COLORADO SPRINGS, Colo. (KRDO) - A draft resolution regarding the removal of the Cheyenne Mountain High School Indian mascot is moving forward after thousands of students, alumni, and local citizens recently expressed their disapproval.
The draft resolution was released to KRDO after it was written up at a District Board of Education meeting Monday night.
The resolution calls for the retiring of the Indian mascot and team name at Cheyenne Mountain High School immediately upon its approval, citing several national Native American organizations against its use.
It says "the continued use of Native American mascots, symbols, images, logos, nicknames, and behaviors interferes with the educational experiences of members of our community."
The draft also says "the nickname, images, and logos are or will be removed, and school materials bearing the existing nickname and related imagery may not be acquired and must be phased out by August 1, 2021."

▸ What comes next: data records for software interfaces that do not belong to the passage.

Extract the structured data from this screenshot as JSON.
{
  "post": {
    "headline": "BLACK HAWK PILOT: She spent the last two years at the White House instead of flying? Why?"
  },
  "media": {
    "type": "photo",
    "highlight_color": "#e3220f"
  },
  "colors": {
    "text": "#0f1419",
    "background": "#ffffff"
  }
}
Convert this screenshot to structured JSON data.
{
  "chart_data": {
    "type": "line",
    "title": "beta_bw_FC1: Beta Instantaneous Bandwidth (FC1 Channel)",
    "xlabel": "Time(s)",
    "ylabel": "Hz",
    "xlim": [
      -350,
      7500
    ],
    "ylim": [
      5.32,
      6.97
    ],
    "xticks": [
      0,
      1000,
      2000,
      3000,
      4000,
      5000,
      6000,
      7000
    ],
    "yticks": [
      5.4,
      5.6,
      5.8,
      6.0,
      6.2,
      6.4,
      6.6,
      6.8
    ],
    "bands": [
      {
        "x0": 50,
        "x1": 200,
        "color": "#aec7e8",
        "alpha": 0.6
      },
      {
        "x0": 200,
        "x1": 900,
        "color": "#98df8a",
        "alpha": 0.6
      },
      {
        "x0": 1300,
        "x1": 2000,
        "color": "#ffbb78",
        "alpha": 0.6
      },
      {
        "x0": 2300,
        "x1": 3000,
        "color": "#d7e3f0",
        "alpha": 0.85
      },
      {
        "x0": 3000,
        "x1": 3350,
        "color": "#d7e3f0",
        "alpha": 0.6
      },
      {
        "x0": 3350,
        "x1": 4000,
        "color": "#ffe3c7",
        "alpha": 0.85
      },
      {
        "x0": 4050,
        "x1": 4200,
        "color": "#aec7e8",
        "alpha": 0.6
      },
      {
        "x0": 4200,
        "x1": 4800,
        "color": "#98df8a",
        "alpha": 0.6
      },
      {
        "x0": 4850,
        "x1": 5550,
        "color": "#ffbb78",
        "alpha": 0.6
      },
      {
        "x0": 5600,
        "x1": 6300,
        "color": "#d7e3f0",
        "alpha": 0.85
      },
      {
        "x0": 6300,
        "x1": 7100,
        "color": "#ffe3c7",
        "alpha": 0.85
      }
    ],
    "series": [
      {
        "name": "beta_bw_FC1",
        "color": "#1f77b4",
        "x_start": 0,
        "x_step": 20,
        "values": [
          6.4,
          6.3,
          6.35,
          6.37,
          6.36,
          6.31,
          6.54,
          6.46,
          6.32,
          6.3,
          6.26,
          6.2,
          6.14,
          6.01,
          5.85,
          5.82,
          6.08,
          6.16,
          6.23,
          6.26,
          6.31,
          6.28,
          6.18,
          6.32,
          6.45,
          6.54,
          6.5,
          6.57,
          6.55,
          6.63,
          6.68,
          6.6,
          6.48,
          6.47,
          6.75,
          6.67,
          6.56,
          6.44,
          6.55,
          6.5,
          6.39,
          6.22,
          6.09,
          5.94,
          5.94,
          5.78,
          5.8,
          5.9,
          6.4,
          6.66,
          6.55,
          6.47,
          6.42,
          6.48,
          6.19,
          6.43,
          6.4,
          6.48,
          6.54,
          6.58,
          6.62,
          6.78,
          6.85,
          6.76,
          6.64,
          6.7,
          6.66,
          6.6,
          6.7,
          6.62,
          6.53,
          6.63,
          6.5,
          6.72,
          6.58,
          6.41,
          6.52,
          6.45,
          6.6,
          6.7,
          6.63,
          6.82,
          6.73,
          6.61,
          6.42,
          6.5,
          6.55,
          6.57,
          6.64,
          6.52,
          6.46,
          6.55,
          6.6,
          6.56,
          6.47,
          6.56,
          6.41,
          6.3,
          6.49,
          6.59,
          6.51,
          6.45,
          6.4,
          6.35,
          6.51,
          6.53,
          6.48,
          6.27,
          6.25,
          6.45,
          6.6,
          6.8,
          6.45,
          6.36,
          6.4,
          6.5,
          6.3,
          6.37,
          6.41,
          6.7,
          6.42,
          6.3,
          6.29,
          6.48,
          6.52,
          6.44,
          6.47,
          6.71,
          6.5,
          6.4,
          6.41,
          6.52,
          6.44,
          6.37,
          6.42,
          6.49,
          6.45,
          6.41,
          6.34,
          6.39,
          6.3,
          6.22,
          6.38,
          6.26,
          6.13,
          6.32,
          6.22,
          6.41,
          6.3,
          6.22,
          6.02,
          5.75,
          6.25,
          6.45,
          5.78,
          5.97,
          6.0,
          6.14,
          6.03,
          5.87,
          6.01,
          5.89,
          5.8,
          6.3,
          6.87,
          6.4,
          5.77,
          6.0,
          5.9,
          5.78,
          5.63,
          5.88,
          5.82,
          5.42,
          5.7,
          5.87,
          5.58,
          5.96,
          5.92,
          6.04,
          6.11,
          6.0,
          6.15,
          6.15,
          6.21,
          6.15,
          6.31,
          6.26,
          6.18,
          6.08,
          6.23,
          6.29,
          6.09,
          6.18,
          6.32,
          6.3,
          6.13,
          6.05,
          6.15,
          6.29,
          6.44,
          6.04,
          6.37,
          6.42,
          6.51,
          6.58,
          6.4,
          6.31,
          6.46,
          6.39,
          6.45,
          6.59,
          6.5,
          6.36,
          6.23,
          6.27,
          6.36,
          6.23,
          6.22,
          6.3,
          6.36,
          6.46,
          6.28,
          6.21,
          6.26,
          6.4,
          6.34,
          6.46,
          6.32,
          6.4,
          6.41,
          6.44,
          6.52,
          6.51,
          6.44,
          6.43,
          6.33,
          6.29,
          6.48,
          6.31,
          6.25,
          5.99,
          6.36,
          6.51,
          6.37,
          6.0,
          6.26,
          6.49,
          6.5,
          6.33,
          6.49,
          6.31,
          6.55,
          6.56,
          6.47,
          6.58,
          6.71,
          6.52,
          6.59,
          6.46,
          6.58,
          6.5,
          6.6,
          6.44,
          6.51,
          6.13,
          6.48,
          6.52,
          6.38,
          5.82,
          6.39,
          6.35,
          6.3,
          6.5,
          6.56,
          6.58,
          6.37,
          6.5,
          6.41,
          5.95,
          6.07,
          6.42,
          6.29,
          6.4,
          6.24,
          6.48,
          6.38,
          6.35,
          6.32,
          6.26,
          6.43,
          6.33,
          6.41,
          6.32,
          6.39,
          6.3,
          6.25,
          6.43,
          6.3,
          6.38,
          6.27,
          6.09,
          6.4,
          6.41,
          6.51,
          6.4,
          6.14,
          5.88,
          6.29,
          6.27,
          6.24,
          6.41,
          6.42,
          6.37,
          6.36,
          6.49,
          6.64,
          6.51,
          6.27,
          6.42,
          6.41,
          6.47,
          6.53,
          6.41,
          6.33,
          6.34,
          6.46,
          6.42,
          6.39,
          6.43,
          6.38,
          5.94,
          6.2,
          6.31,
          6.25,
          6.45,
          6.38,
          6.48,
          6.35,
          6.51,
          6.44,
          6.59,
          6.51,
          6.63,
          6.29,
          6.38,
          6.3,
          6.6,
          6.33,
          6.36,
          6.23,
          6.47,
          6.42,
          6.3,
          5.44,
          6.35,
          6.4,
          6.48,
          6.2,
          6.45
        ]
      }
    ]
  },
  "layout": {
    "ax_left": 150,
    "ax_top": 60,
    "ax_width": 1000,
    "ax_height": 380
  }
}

"Other Native American names, titles and other instances of Native American appropriation, including but not limited to Kiva, Smoke Signals, Pow Wow, Tribe, and Akichita, are or will be removed, and no school materials or events shall bear such Native American names, titles and other instances of appropriation by August 1, 2021."
If approved, the resolution would allow Superintendent Walt Cooper to appoint a committee composed of a district representative and a dozen students and community members to recommend a new mascot and team name to the Board of Education.
The draft resolution states that the committee "shall give due consideration to the initial team name, the Mountaineers."
Any citizens, board members, and school personnel would be allowed to submit names for consideration by the committee, which will present the top three names to the board.
The decision to move forward with the draft resolution comes after years of public debate, and a recent online petition to remove the Indian mascot which has gained more than 6,000 signatures. A petition to keep the mascot has around 2,000 signatures.
The Board of Education is set to continue working on the resolution, and possibly vote on it, at its work session in October.